→ GIVEN ENTRIES:
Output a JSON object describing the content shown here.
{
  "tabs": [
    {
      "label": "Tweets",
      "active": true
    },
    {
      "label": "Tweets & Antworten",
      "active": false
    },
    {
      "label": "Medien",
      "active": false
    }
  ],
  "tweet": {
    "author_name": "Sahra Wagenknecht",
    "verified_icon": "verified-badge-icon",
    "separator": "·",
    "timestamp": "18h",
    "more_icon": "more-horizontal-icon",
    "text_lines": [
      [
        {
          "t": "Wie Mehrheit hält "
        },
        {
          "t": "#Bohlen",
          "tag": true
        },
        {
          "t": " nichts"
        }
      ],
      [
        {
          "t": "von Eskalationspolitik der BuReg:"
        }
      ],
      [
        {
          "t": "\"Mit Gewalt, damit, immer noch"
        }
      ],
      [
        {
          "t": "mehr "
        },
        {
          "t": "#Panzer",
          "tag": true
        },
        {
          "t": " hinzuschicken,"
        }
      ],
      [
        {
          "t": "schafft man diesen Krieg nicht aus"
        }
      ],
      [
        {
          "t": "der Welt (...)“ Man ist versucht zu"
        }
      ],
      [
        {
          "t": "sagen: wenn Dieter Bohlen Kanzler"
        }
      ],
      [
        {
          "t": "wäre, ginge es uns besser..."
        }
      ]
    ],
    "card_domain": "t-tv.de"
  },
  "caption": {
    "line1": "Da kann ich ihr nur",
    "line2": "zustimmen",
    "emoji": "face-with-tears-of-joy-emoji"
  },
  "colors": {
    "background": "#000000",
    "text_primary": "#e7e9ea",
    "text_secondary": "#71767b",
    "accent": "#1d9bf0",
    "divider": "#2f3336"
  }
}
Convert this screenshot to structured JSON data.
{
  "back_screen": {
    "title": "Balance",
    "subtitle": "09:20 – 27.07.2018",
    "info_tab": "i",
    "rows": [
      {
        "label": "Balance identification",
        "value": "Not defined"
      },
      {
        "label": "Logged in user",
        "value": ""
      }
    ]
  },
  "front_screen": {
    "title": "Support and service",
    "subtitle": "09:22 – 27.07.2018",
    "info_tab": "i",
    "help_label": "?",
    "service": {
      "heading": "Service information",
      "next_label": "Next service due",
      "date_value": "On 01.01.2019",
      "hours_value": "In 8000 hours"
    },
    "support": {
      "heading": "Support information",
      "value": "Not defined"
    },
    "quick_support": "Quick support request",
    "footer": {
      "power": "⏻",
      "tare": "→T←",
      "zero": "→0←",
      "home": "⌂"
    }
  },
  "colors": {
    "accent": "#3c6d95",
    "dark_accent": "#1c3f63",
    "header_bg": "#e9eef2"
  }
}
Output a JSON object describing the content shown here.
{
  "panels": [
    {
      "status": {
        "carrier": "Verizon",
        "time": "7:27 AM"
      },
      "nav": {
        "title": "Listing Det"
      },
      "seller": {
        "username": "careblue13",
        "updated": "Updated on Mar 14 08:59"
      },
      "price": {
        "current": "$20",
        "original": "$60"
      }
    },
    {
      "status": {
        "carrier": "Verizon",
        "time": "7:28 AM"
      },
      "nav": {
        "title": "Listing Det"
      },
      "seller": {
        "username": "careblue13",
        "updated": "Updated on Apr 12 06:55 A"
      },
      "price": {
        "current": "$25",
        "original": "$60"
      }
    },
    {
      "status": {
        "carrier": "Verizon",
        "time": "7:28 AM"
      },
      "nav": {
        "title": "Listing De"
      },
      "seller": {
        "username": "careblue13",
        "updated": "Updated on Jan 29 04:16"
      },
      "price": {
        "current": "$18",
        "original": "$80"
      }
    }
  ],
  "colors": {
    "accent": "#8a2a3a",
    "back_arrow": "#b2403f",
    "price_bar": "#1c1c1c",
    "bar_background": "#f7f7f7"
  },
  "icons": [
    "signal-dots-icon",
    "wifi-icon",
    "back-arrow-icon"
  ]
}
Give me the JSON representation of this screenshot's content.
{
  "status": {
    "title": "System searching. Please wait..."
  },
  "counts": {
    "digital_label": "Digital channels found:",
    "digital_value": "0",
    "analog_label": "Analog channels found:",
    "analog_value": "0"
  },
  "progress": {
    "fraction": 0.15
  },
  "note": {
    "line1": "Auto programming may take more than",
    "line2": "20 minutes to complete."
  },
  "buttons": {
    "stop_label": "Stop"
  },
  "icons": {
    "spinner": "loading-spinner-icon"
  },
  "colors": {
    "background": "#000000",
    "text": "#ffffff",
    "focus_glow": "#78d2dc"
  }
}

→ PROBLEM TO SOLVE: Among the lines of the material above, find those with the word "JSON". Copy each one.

→ REPLY TO THE TASK:
Output a JSON object describing the content shown here.
Convert this screenshot to structured JSON data.
Output a JSON object describing the content shown here.
Give me the JSON representation of this screenshot's content.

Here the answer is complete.